TASK PROMPT
Reproduce each entry below exactly, without omitting any.

MATERIAL FOR THIS EXERCISE
==================================================
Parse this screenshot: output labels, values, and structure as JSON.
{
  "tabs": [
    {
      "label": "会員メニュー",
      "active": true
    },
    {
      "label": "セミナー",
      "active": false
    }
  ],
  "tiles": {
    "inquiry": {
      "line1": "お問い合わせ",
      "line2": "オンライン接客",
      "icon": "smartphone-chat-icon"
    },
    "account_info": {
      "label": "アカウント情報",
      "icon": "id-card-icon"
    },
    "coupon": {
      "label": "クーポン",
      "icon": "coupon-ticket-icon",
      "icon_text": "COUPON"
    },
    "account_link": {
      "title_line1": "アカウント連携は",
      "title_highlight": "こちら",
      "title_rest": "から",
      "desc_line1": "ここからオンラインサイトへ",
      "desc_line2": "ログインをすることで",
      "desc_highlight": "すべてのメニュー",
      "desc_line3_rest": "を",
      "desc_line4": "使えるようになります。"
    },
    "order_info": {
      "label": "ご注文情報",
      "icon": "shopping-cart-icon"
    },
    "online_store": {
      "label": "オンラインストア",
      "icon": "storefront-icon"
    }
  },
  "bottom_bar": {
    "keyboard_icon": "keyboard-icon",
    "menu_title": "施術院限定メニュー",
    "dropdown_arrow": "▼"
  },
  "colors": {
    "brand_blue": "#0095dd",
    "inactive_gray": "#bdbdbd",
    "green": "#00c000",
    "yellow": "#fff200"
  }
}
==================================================
ANSWER BOX
Parse this screenshot: output labels, values, and structure as JSON.
{
  "tabs": [
    {
      "label": "会員メニュー",
      "active": true
    },
    {
      "label": "セミナー",
      "active": false
    }
  ],
  "tiles": {
    "inquiry": {
      "line1": "お問い合わせ",
      "line2": "オンライン接客",
      "icon": "smartphone-chat-icon"
    },
    "account_info": {
      "label": "アカウント情報",
      "icon": "id-card-icon"
    },
    "coupon": {
      "label": "クーポン",
      "icon": "coupon-ticket-icon",
      "icon_text": "COUPON"
    },
    "account_link": {
      "title_line1": "アカウント連携は",
      "title_highlight": "こちら",
      "title_rest": "から",
      "desc_line1": "ここからオンラインサイトへ",
      "desc_line2": "ログインをすることで",
      "desc_highlight": "すべてのメニュー",
      "desc_line3_rest": "を",
      "desc_line4": "使えるようになります。"
    },
    "order_info": {
      "label": "ご注文情報",
      "icon": "shopping-cart-icon"
    },
    "online_store": {
      "label": "オンラインストア",
      "icon": "storefront-icon"
    }
  },
  "bottom_bar": {
    "keyboard_icon": "keyboard-icon",
    "menu_title": "施術院限定メニュー",
    "dropdown_arrow": "▼"
  },
  "colors": {
    "brand_blue": "#0095dd",
    "inactive_gray": "#bdbdbd",
    "green": "#00c000",
    "yellow": "#fff200"
  }
}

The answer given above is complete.